((
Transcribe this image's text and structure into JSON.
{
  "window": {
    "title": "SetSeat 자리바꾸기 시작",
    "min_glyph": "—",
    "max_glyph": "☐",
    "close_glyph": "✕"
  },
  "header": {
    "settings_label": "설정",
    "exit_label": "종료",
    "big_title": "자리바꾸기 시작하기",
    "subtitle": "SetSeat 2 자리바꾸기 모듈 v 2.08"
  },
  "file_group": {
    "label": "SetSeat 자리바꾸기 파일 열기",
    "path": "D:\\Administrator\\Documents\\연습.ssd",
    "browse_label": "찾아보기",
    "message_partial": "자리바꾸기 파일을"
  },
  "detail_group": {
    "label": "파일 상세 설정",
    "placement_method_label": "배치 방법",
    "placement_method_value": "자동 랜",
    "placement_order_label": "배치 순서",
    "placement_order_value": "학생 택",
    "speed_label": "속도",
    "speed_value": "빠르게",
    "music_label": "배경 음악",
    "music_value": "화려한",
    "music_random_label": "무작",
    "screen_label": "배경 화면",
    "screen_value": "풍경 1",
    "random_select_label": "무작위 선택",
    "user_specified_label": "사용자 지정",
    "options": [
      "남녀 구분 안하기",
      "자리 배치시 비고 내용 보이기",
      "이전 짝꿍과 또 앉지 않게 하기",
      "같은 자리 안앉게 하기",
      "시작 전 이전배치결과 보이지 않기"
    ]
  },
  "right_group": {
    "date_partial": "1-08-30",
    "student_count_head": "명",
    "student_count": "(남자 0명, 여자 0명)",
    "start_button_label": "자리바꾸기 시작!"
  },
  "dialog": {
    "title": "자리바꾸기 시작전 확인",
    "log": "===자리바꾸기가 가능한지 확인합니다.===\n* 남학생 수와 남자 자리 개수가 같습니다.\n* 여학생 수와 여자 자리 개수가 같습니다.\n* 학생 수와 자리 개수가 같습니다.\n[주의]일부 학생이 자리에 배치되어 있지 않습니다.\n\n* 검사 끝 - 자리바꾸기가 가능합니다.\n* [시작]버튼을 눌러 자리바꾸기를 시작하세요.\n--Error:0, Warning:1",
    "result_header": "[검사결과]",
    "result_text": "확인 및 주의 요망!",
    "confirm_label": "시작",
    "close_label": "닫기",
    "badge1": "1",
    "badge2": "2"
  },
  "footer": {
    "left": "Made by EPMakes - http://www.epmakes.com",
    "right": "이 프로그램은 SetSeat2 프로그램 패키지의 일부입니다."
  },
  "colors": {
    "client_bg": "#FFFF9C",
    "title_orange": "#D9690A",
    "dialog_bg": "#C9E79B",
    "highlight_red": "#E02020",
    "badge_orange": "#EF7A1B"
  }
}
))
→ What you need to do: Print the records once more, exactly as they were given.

→ Written response:
Transcribe this image's text and structure into JSON.
{
  "window": {
    "title": "SetSeat 자리바꾸기 시작",
    "min_glyph": "—",
    "max_glyph": "☐",
    "close_glyph": "✕"
  },
  "header": {
    "settings_label": "설정",
    "exit_label": "종료",
    "big_title": "자리바꾸기 시작하기",
    "subtitle": "SetSeat 2 자리바꾸기 모듈 v 2.08"
  },
  "file_group": {
    "label": "SetSeat 자리바꾸기 파일 열기",
    "path": "D:\\Administrator\\Documents\\연습.ssd",
    "browse_label": "찾아보기",
    "message_partial": "자리바꾸기 파일을"
  },
  "detail_group": {
    "label": "파일 상세 설정",
    "placement_method_label": "배치 방법",
    "placement_method_value": "자동 랜",
    "placement_order_label": "배치 순서",
    "placement_order_value": "학생 택",
    "speed_label": "속도",
    "speed_value": "빠르게",
    "music_label": "배경 음악",
    "music_value": "화려한",
    "music_random_label": "무작",
    "screen_label": "배경 화면",
    "screen_value": "풍경 1",
    "random_select_label": "무작위 선택",
    "user_specified_label": "사용자 지정",
    "options": [
      "남녀 구분 안하기",
      "자리 배치시 비고 내용 보이기",
      "이전 짝꿍과 또 앉지 않게 하기",
      "같은 자리 안앉게 하기",
      "시작 전 이전배치결과 보이지 않기"
    ]
  },
  "right_group": {
    "date_partial": "1-08-30",
    "student_count_head": "명",
    "student_count": "(남자 0명, 여자 0명)",
    "start_button_label": "자리바꾸기 시작!"
  },
  "dialog": {
    "title": "자리바꾸기 시작전 확인",
    "log": "===자리바꾸기가 가능한지 확인합니다.===\n* 남학생 수와 남자 자리 개수가 같습니다.\n* 여학생 수와 여자 자리 개수가 같습니다.\n* 학생 수와 자리 개수가 같습니다.\n[주의]일부 학생이 자리에 배치되어 있지 않습니다.\n\n* 검사 끝 - 자리바꾸기가 가능합니다.\n* [시작]버튼을 눌러 자리바꾸기를 시작하세요.\n--Error:0, Warning:1",
    "result_header": "[검사결과]",
    "result_text": "확인 및 주의 요망!",
    "confirm_label": "시작",
    "close_label": "닫기",
    "badge1": "1",
    "badge2": "2"
  },
  "footer": {
    "left": "Made by EPMakes - http://www.epmakes.com",
    "right": "이 프로그램은 SetSeat2 프로그램 패키지의 일부입니다."
  },
  "colors": {
    "client_bg": "#FFFF9C",
    "title_orange": "#D9690A",
    "dialog_bg": "#C9E79B",
    "highlight_red": "#E02020",
    "badge_orange": "#EF7A1B"
  }
}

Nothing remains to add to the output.